* [Work to complete] Without the pictures, restate all of the data below word for word.

Web page and app entries:
══════════

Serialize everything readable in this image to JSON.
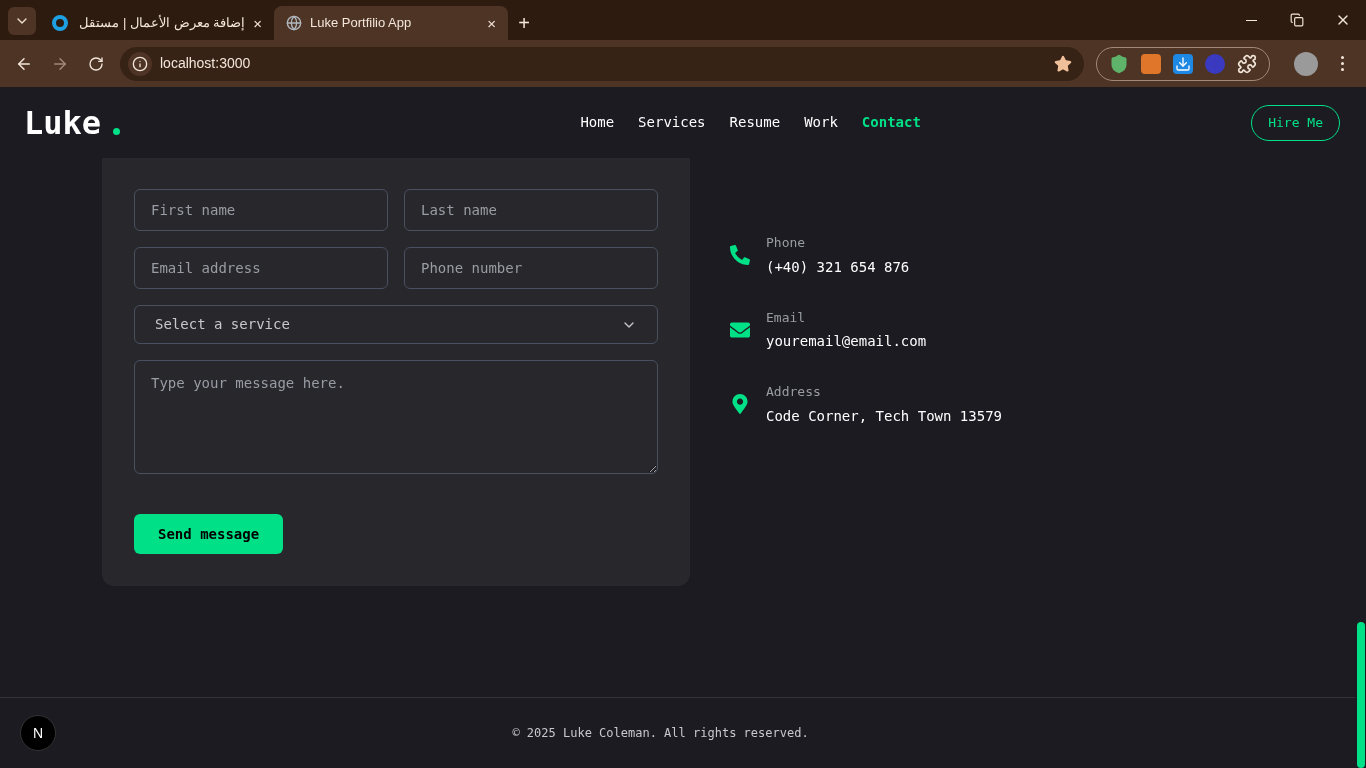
{
  "browser": {
    "tabs": [
      {
        "title": "إضافة معرض الأعمال | مستقل",
        "selected": false,
        "close": "×"
      },
      {
        "title": "Luke Portfilio App",
        "selected": true,
        "close": "×"
      }
    ],
    "new_tab": "+",
    "url": "localhost:3000"
  },
  "nav": {
    "logo": "Luke",
    "links": [
      {
        "label": "Home",
        "selected": false
      },
      {
        "label": "Services",
        "selected": false
      },
      {
        "label": "Resume",
        "selected": false
      },
      {
        "label": "Work",
        "selected": false
      },
      {
        "label": "Contact",
        "selected": true
      }
    ],
    "hire_button": "Hire Me"
  },
  "form": {
    "fields": [
      {
        "placeholder": "First name"
      },
      {
        "placeholder": "Last name"
      },
      {
        "placeholder": "Email address"
      },
      {
        "placeholder": "Phone number"
      }
    ],
    "service_select": "Select a service",
    "message": {
      "placeholder": "Type your message here."
    },
    "submit": "Send message"
  },
  "contact": [
    {
      "kind": "phone",
      "label": "Phone",
      "value": "(+40) 321 654 876"
    },
    {
      "kind": "email",
      "label": "Email",
      "value": "youremail@email.com"
    },
    {
      "kind": "address",
      "label": "Address",
      "value": "Code Corner, Tech Town 13579"
    }
  ],
  "footer": {
    "copyright": "© 2025 Luke Coleman. All rights reserved.",
    "badge": "N"
  }
}
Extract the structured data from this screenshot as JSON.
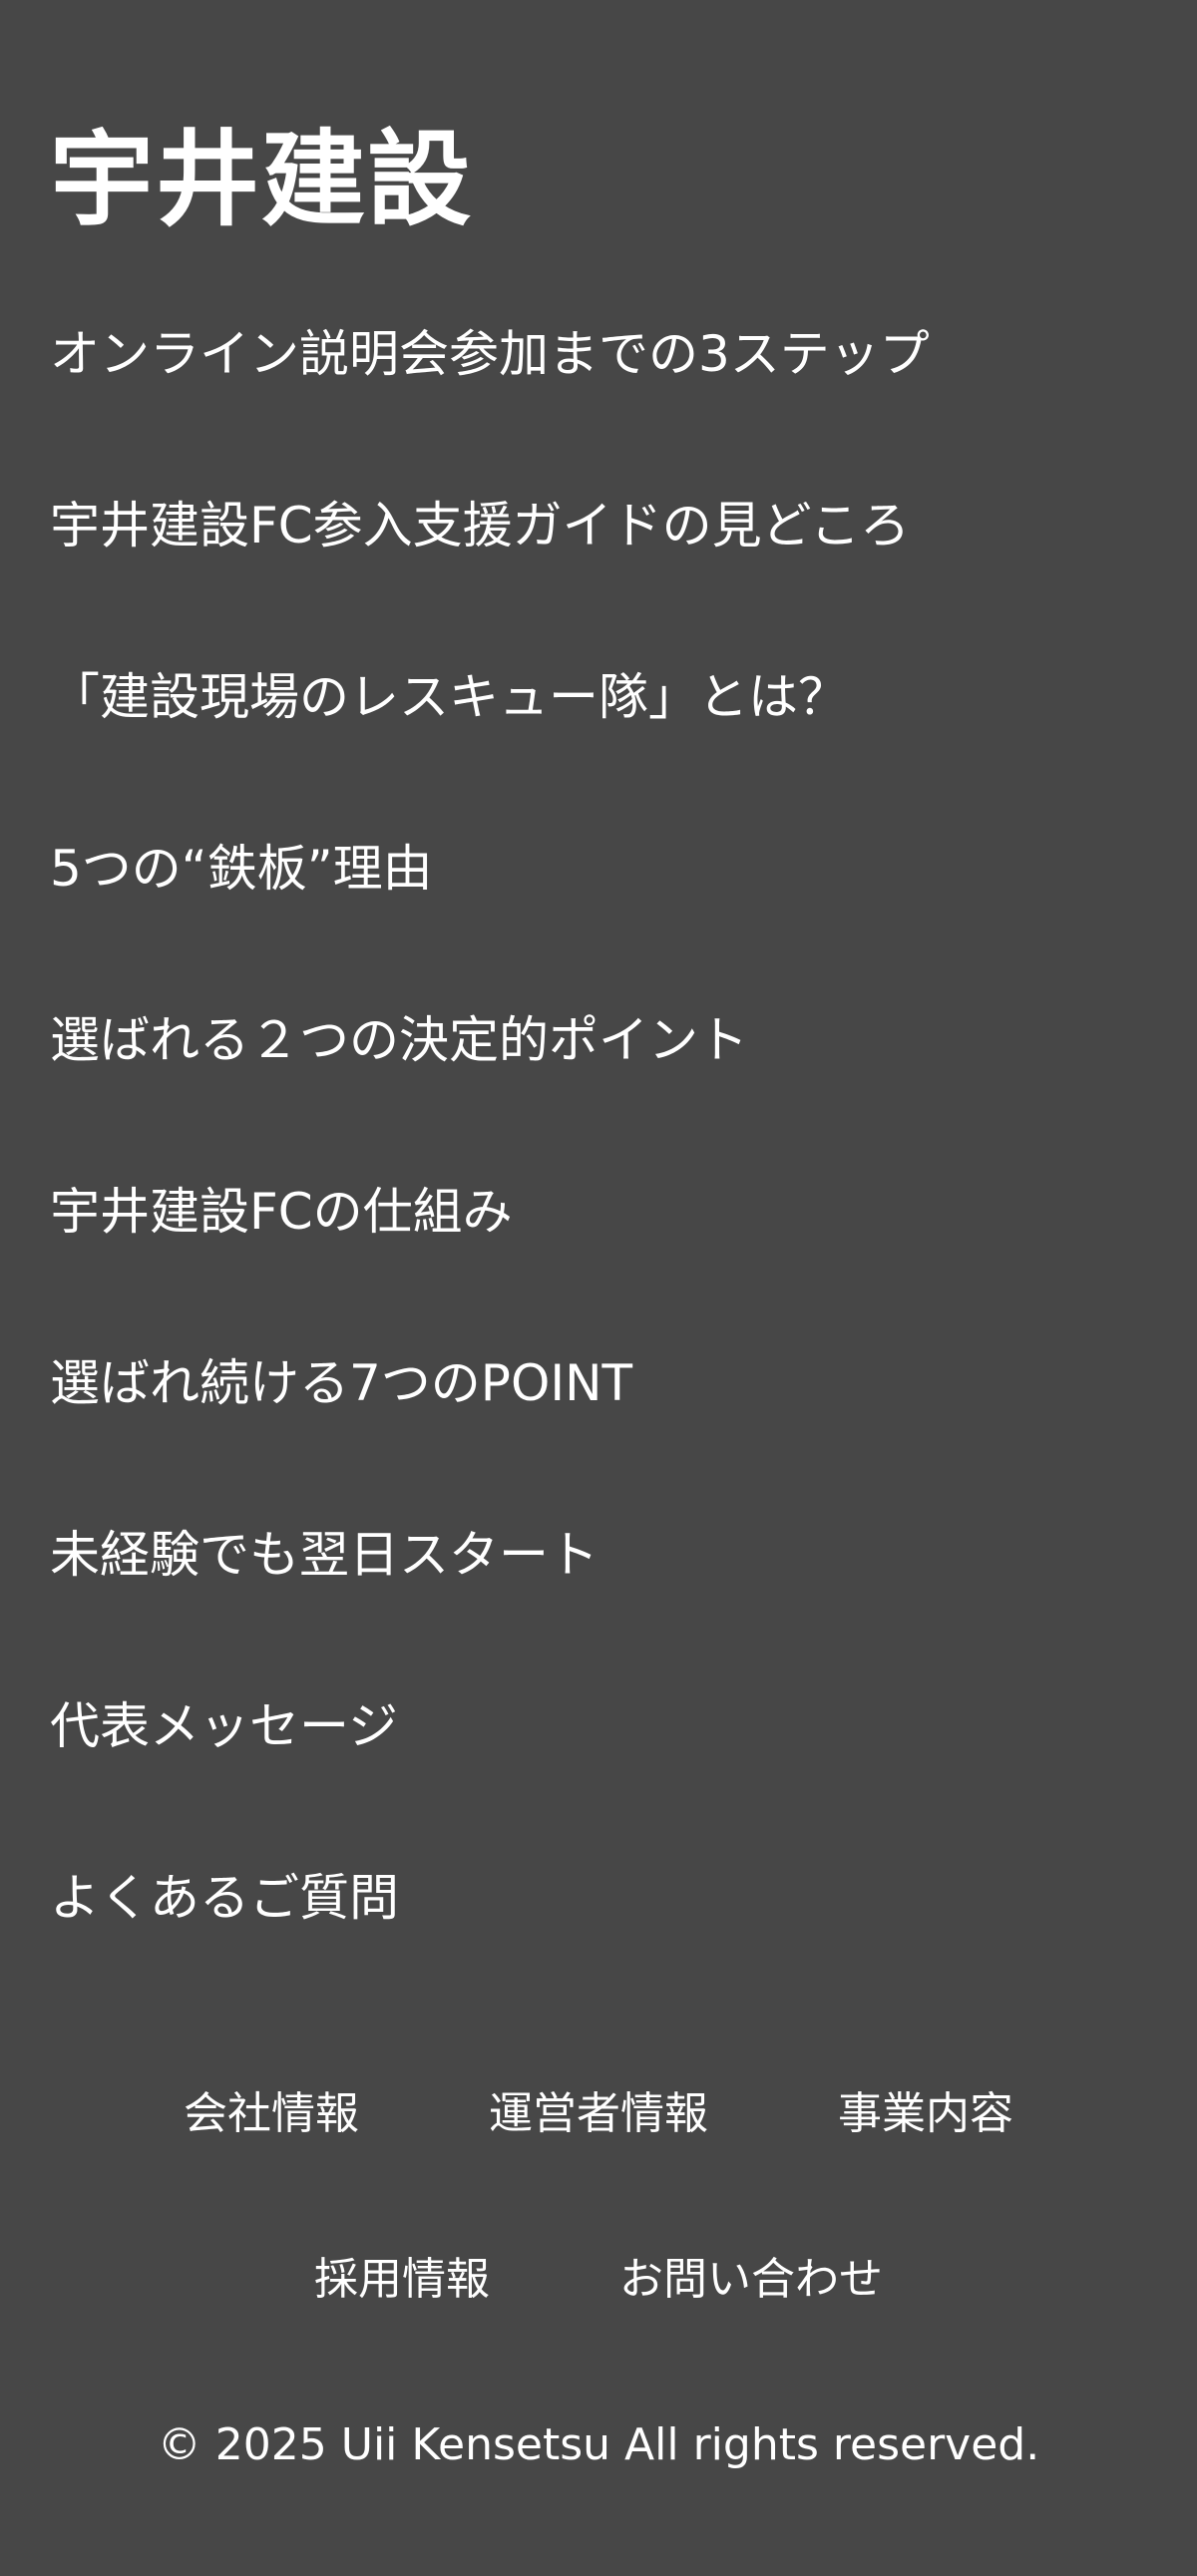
{
  "header": {
    "logo_text": "宇井建設"
  },
  "menu": {
    "items": [
      {
        "label": "オンライン説明会参加までの3ステップ"
      },
      {
        "label": "宇井建設FC参入支援ガイドの見どころ"
      },
      {
        "label": "「建設現場のレスキュー隊」とは？"
      },
      {
        "label": "5つの“鉄板”理由"
      },
      {
        "label": "選ばれる２つの決定的ポイント"
      },
      {
        "label": "宇井建設FCの仕組み"
      },
      {
        "label": "選ばれ続ける7つのPOINT"
      },
      {
        "label": "未経験でも翌日スタート"
      },
      {
        "label": "代表メッセージ"
      },
      {
        "label": "よくあるご質問"
      }
    ]
  },
  "footer": {
    "row1": [
      {
        "label": "会社情報"
      },
      {
        "label": "運営者情報"
      },
      {
        "label": "事業内容"
      }
    ],
    "row2": [
      {
        "label": "採用情報"
      },
      {
        "label": "お問い合わせ"
      }
    ],
    "copyright": "© 2025 Uii Kensetsu All rights reserved."
  },
  "colors": {
    "background": "#474747",
    "text": "#ffffff"
  }
}
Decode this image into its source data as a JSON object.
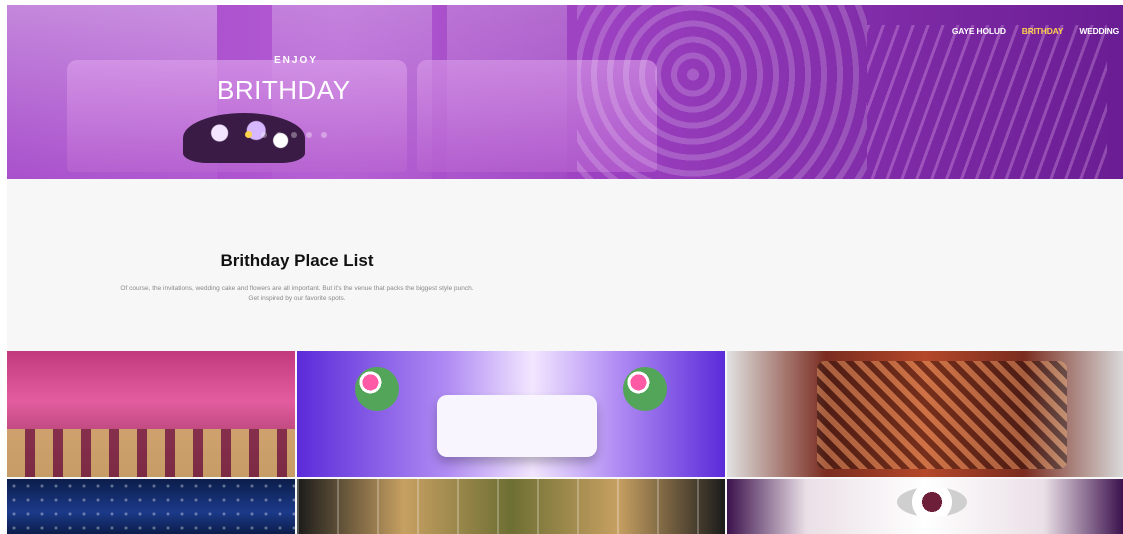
{
  "nav": {
    "items": [
      {
        "label": "GAYE HOLUD",
        "active": false
      },
      {
        "label": "BRITHDAY",
        "active": true
      },
      {
        "label": "WEDDING",
        "active": false
      }
    ]
  },
  "hero": {
    "eyebrow": "ENJOY",
    "title": "BRITHDAY",
    "slides": {
      "count": 6,
      "active_index": 0
    }
  },
  "section": {
    "title": "Brithday Place List",
    "description": "Of course, the invitations, wedding cake and flowers are all important. But it's the venue that packs the biggest style punch. Get inspired by our favorite spots."
  },
  "gallery": {
    "tiles": [
      {
        "name": "gallery-tile-1"
      },
      {
        "name": "gallery-tile-2"
      },
      {
        "name": "gallery-tile-3"
      },
      {
        "name": "gallery-tile-4"
      },
      {
        "name": "gallery-tile-5"
      },
      {
        "name": "gallery-tile-6"
      }
    ]
  },
  "colors": {
    "accent": "#ffd24d",
    "hero_purple": "#9a3fbf",
    "text_dark": "#111111",
    "text_muted": "#8a8a8a"
  }
}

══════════

* [Response for this exercise]
Serialize everything readable in this image to JSON.
{
  "browser": {
    "tabs": [
      {
        "title": "إضافة معرض الأعمال | مستقل",
        "selected": false,
        "close": "×"
      },
      {
        "title": "Luke Portfilio App",
        "selected": true,
        "close": "×"
      }
    ],
    "new_tab": "+",
    "url": "localhost:3000"
  },
  "nav": {
    "logo": "Luke",
    "links": [
      {
        "label": "Home",
        "selected": false
      },
      {
        "label": "Services",
        "selected": false
      },
      {
        "label": "Resume",
        "selected": false
      },
      {
        "label": "Work",
        "selected": false
      },
      {
        "label": "Contact",
        "selected": true
      }
    ],
    "hire_button": "Hire Me"
  },
  "form": {
    "fields": [
      {
        "placeholder": "First name"
      },
      {
        "placeholder": "Last name"
      },
      {
        "placeholder": "Email address"
      },
      {
        "placeholder": "Phone number"
      }
    ],
    "service_select": "Select a service",
    "message": {
      "placeholder": "Type your message here."
    },
    "submit": "Send message"
  },
  "contact": [
    {
      "kind": "phone",
      "label": "Phone",
      "value": "(+40) 321 654 876"
    },
    {
      "kind": "email",
      "label": "Email",
      "value": "youremail@email.com"
    },
    {
      "kind": "address",
      "label": "Address",
      "value": "Code Corner, Tech Town 13579"
    }
  ],
  "footer": {
    "copyright": "© 2025 Luke Coleman. All rights reserved.",
    "badge": "N"
  }
}
Extract the structured data from this screenshot as JSON.
{
  "header": {
    "logo_text": "宇井建設"
  },
  "menu": {
    "items": [
      {
        "label": "オンライン説明会参加までの3ステップ"
      },
      {
        "label": "宇井建設FC参入支援ガイドの見どころ"
      },
      {
        "label": "「建設現場のレスキュー隊」とは？"
      },
      {
        "label": "5つの“鉄板”理由"
      },
      {
        "label": "選ばれる２つの決定的ポイント"
      },
      {
        "label": "宇井建設FCの仕組み"
      },
      {
        "label": "選ばれ続ける7つのPOINT"
      },
      {
        "label": "未経験でも翌日スタート"
      },
      {
        "label": "代表メッセージ"
      },
      {
        "label": "よくあるご質問"
      }
    ]
  },
  "footer": {
    "row1": [
      {
        "label": "会社情報"
      },
      {
        "label": "運営者情報"
      },
      {
        "label": "事業内容"
      }
    ],
    "row2": [
      {
        "label": "採用情報"
      },
      {
        "label": "お問い合わせ"
      }
    ],
    "copyright": "© 2025 Uii Kensetsu All rights reserved."
  },
  "colors": {
    "background": "#474747",
    "text": "#ffffff"
  }
}
Decode this image into its source data as a JSON object.
{
  "nav": {
    "items": [
      {
        "label": "GAYE HOLUD",
        "active": false
      },
      {
        "label": "BRITHDAY",
        "active": true
      },
      {
        "label": "WEDDING",
        "active": false
      }
    ]
  },
  "hero": {
    "eyebrow": "ENJOY",
    "title": "BRITHDAY",
    "slides": {
      "count": 6,
      "active_index": 0
    }
  },
  "section": {
    "title": "Brithday Place List",
    "description": "Of course, the invitations, wedding cake and flowers are all important. But it's the venue that packs the biggest style punch. Get inspired by our favorite spots."
  },
  "gallery": {
    "tiles": [
      {
        "name": "gallery-tile-1"
      },
      {
        "name": "gallery-tile-2"
      },
      {
        "name": "gallery-tile-3"
      },
      {
        "name": "gallery-tile-4"
      },
      {
        "name": "gallery-tile-5"
      },
      {
        "name": "gallery-tile-6"
      }
    ]
  },
  "colors": {
    "accent": "#ffd24d",
    "hero_purple": "#9a3fbf",
    "text_dark": "#111111",
    "text_muted": "#8a8a8a"
  }
}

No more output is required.